Today I’d like to present you what I did for hosting the projects I am working on. I started to work on it one year ago and after endless refactoring I finally ended up making something I am quite proud and even maybe something other people will be able to reuse.
As you know, my very goal is the promotion of open-source softwares to people without technical knowledge. Either for Wikicompare or the community verticalization of Odoo, I want everyone to be able to easily create their own instances simply by filling a form on a website and for this I needed powerful, flexible infrastructure and something I’ll not spend too much time on.
Flexible, that’s the word. Wikicompare is based on Drupal and the community verticalization on Odoo. Moreover, I want to easily host any open-source application I’ll want to promote later.
This means completely different infrastructures and problematics and I iterated numerous time to make sure everything was flexible enough. Today I can already host Odoo, Drupal, WordPress and Seafile as availables applications and postgres/mysql/shinken/postfix/bind/piwik for the internal components. Now that the core is done, it take me only one day to add a new application.

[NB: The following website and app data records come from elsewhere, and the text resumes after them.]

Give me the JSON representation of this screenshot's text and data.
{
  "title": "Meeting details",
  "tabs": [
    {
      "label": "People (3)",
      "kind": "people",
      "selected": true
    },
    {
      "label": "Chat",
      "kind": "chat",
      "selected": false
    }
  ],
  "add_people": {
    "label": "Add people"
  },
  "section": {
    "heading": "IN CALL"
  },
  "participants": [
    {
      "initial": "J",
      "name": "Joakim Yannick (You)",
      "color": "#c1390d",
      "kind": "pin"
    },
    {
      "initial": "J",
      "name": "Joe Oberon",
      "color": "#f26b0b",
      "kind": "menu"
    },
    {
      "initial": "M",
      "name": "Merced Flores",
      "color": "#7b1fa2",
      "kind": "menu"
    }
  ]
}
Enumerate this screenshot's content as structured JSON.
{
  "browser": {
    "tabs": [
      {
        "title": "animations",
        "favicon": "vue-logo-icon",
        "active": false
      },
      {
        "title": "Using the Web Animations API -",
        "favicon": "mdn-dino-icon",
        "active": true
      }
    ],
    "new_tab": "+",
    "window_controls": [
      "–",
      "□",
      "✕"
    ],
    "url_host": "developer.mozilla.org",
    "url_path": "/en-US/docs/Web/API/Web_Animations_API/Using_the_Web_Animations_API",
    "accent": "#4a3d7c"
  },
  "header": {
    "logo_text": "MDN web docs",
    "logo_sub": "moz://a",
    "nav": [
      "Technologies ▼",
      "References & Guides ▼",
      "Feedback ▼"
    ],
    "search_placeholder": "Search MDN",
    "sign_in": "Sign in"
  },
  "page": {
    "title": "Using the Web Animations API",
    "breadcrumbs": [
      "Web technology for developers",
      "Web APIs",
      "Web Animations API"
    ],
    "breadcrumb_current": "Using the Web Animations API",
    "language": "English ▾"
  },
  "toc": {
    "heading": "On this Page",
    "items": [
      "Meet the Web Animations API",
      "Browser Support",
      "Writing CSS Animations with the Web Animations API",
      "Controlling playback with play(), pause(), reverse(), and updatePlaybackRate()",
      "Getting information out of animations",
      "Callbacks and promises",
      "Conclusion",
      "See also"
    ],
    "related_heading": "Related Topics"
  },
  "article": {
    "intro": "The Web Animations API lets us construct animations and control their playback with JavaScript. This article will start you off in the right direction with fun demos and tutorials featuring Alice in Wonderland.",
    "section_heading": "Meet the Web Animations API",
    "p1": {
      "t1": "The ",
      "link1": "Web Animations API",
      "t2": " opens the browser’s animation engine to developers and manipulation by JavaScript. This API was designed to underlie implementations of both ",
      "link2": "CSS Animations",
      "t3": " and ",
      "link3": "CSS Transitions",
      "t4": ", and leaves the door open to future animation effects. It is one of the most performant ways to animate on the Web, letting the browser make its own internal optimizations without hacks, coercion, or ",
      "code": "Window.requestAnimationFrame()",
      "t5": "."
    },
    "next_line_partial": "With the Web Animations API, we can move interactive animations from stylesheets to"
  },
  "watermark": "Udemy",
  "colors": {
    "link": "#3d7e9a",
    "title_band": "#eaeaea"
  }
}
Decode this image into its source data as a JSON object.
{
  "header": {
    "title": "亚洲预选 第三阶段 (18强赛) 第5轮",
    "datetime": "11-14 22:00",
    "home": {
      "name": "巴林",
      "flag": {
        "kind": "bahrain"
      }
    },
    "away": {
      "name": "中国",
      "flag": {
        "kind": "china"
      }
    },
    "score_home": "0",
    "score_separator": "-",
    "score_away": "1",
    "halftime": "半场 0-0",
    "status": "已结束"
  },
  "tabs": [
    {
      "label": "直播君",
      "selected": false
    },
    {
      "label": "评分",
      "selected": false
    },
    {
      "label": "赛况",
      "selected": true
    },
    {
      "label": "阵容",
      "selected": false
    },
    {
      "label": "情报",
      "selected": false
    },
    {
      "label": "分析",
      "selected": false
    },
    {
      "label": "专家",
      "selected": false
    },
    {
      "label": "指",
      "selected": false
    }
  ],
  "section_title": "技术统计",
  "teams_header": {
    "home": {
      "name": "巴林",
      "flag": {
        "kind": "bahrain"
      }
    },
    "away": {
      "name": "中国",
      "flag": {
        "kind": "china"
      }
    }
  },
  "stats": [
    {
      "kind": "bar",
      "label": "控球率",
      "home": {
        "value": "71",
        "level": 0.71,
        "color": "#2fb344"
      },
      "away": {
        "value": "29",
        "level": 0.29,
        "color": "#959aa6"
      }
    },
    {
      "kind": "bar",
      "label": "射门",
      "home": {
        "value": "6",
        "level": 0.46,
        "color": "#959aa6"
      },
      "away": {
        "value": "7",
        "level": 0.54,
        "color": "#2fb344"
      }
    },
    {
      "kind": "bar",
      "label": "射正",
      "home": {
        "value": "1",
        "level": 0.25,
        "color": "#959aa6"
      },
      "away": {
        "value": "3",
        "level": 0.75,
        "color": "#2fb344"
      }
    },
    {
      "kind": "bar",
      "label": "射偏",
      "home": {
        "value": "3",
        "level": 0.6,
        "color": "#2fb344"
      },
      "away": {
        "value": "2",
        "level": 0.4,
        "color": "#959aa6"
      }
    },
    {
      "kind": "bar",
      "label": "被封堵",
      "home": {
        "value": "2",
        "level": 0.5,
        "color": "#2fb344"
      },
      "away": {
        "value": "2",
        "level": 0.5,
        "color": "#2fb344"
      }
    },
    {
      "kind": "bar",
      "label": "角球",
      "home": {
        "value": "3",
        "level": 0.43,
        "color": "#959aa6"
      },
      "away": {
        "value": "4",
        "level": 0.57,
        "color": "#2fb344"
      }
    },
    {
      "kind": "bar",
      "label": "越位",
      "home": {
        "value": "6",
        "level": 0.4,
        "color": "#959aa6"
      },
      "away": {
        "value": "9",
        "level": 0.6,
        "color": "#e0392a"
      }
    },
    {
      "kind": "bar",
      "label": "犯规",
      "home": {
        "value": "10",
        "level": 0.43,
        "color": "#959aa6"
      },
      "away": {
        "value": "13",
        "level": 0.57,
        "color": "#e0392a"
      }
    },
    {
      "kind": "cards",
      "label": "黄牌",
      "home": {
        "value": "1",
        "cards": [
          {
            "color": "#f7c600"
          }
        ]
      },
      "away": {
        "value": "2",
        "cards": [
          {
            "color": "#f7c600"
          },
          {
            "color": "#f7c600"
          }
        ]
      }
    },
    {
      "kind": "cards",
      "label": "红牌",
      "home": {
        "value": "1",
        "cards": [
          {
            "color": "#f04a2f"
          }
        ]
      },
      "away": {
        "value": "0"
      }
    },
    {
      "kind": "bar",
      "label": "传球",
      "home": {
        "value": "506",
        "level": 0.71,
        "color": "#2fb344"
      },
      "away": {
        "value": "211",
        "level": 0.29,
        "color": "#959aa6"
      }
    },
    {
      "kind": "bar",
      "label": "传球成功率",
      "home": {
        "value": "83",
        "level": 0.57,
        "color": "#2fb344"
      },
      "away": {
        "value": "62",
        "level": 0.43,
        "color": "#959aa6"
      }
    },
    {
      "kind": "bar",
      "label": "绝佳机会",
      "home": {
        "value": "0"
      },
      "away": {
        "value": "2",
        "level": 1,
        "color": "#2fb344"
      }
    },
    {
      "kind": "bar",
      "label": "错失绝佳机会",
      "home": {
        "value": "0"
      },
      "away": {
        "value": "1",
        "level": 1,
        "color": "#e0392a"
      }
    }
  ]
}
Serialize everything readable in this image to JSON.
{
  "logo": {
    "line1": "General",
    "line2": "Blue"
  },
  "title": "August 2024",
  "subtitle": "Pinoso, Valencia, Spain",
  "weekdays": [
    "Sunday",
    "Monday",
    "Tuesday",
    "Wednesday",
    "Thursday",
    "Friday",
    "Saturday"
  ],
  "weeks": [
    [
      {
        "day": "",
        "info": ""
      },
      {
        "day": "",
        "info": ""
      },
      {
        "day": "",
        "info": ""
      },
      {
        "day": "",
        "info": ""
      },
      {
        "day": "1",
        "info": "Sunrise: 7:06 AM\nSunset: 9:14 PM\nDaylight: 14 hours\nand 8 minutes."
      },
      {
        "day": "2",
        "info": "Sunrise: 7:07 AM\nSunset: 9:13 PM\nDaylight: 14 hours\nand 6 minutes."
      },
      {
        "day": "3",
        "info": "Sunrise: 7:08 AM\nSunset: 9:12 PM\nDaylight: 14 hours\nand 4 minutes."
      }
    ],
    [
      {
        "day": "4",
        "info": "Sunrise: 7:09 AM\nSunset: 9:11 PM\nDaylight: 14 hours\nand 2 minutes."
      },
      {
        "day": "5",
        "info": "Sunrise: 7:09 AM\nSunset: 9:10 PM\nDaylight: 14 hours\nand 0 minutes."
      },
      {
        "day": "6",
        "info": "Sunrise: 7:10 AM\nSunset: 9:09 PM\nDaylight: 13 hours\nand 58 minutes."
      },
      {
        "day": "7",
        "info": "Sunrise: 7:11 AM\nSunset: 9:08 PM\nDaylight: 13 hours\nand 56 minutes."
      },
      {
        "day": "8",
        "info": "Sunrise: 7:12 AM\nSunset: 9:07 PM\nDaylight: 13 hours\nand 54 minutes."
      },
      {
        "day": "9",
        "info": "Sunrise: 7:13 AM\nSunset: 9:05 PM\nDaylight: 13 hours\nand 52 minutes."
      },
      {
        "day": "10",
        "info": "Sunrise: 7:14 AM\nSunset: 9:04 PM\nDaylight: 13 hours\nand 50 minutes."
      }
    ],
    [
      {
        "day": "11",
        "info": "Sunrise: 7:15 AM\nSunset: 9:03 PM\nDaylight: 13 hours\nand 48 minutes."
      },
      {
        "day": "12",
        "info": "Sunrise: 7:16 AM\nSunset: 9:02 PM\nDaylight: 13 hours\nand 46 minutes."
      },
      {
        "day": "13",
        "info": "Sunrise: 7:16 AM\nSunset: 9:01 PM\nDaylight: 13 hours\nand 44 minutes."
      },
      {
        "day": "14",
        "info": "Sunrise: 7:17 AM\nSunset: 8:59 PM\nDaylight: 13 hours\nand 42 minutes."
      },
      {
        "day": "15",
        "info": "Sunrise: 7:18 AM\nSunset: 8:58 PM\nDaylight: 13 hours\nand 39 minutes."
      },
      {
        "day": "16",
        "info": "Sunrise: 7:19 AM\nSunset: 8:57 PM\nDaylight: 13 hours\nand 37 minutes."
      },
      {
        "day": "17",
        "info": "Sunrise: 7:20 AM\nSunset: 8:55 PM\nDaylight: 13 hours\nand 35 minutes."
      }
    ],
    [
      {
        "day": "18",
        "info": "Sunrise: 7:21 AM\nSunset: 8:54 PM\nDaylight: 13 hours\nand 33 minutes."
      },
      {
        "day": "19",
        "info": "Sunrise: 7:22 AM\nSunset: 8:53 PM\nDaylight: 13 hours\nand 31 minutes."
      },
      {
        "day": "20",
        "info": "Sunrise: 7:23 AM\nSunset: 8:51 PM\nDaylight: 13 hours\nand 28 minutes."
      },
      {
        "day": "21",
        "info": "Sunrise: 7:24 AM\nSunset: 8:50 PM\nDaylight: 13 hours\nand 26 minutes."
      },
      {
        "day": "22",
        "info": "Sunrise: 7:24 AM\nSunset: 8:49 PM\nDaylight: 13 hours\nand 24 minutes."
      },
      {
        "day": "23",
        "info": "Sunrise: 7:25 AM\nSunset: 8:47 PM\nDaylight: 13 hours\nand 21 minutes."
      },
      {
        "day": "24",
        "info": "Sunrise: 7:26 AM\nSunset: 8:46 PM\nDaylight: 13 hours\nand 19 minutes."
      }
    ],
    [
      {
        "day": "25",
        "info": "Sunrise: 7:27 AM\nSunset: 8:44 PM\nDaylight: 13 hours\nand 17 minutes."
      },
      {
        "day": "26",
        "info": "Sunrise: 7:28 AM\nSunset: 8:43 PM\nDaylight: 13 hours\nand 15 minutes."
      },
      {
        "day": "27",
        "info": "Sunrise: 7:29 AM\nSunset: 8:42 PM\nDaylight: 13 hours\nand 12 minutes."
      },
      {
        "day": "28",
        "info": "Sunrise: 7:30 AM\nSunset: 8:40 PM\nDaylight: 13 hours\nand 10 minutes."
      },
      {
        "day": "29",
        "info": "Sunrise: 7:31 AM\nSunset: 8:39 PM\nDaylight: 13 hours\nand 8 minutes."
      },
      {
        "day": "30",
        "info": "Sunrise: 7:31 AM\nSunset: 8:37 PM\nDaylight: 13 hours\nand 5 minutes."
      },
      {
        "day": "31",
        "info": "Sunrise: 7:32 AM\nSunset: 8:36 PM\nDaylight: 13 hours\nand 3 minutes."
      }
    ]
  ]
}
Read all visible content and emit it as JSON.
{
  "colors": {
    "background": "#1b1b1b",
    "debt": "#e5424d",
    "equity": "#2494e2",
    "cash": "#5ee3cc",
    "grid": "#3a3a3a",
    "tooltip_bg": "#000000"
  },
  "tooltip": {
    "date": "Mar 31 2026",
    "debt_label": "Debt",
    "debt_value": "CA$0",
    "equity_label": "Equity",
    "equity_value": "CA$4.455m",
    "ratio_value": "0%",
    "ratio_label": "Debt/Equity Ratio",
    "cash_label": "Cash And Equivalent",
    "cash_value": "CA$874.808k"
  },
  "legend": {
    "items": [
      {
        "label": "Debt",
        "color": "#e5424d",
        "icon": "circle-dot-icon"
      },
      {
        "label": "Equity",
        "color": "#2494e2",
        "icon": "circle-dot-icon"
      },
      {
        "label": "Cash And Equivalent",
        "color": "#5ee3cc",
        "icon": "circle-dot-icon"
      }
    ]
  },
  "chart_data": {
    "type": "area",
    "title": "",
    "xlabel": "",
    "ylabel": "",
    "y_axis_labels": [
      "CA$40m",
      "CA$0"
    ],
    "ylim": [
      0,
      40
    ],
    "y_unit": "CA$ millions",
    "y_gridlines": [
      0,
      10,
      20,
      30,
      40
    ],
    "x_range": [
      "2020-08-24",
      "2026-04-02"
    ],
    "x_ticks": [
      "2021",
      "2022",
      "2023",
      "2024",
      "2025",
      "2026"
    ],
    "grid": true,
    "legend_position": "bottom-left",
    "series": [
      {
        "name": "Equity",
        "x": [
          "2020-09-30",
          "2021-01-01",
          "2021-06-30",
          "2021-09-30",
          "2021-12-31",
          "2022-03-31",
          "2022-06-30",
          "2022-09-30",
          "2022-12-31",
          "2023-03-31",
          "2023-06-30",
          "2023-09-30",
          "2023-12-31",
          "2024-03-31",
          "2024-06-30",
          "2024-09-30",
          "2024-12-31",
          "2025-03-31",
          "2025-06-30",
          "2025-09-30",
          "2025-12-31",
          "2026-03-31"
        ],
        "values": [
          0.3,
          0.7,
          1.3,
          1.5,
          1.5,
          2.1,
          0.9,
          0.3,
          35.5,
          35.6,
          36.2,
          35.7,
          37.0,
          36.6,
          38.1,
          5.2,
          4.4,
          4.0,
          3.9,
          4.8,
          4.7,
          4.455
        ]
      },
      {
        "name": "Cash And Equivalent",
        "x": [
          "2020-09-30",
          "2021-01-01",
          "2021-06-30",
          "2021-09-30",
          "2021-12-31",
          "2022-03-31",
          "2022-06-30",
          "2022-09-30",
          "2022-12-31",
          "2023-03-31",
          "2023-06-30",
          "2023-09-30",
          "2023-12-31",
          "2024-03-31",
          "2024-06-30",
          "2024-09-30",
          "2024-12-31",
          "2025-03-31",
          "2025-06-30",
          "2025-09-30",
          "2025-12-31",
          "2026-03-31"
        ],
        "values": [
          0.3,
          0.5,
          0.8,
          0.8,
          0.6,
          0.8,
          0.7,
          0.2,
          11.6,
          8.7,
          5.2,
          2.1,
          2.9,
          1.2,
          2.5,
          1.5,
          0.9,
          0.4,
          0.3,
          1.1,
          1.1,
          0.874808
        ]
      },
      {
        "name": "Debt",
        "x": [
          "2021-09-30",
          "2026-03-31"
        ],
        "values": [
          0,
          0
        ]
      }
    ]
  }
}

The heart of my infrastructure is what I call an orchestror (can’t find any good English word for “chef d’orchestre” and I don’t like “conductor” please help me), I mean here the system which will contain the list of all servers/domains/databases managed by the infrastructure, call the executables on the servers when we launch an action and provide a backoffice for easily maintaining this list/launch actions.
Currently, I feel that all hosting companies developed their own scripts to make the orchestror, I guess they see it as a competitive advantage but this not my point of view. In my case hosting is only a cost and that’s why I open-sourced everything I did on this topic.
Tell me if I’m wrong, I tried to search if any open-source orchestror project already exist and I weren’t able to find any good enough and especially flexible enough.
Chef/puppet/salt aren’t designed to easily create and manage custom field/objects, and same for OpenStack I think. I tried OpenStack one whole day and it looked too complex for me and I wasn’t sure there was a way to create a backoffice with it, I think it will a be a good sub-component but not for the orchestror itself.
On the next part on this post I’ll present my orchestror, tell me if you can do everything I do with any existing open-source project, my goal is not to duplicate again the open-source effort, it’s the contrary.
So, I said I need the flexibility of specific development for the orchestror, with me this means odoo module. So yes my orchestror is some odoo modules you’ll find here : https://github.com/clouder-community/clouder. You can install them on an openerp V7 if you want to see the whole interface.
I think today it’s critical to separate each component on a server (separate each odoo install for each customers for example). Some may think about virtual machine but it cost too much CPU/RAM, you can’t have hundred of VM on a server, and so my preference goes to containers.
I’m not the only one, Docker is all the rage everywhere currently, and many odoo hosting company I spoke to use OpenVZ extensively since a lot time. I decided to go with docker, and my orchestror is designed around it.
I also currently use shinken for supervision, piwik for analytics, bind for DNS, postfix for sending mail/fetchmail and nginx for proxy.
Ok let’s show you some screenshot of the interface now, here is the main menu :
On the left menu you’ll find all concepts managed by the orchestror. Base, services and containers are the main ones.
Containers of courses represents the list of all docker containers.
Services represent each install of the application inside a container (for example several odoo install on different ports inside the same container). Here you can specify the service name, the container it belong and the version of the application to use. A database user will automatically be created in postgres or in mysql.
Finally, base represent both a database and a domain. It is linked to one url which shall then be interpreted by the service. Here you can specify the domain name, the service used, the users credentials and the SSL certificate. It will automatically set the DNS, create the database, set supervision and configure the proxy.
I think the three concepts container/server/base are keys to have the flexibility we need. With this you can do multi-base hosting like Odoo SA on few services, or on contrary create one container for each customer to ensure security. Multi-services is also really interesting to easily duplicate the production environment into a test one before a migration.
The list of docker images are also stored here. For each image you’ll be able to specify the ports, the volumes and the dockerfile used to build it.
It’s the same for applications, you’ll be able for each application to manage the default image to use, the time between autosaves, the other applications they are linked to and the code used to build the application version.
I think this conclude the presentation of my hosting infrastructure. There is still a lot to do to be state of the art but I truly believe that the foundation are solid and flexible enough.
I think there is a lot of dispersion of the open-source community on the hosting question, and even in the odoo community itself. If what I did seems good enough for you don’t hesitate to contact me so we can build a community around it.
A simple system with preconfigured profiles for every open-source application that every association/company in the world can use, in order to provide professional hosting to every people without technical knowledge. I truly believe this is what we need to promote open-source, maybe it can be this, or anything else, but we really need this.
With the many questions I received after this post, I moved the github repo into
and I created a mailing-list :
Feels free to subscribe!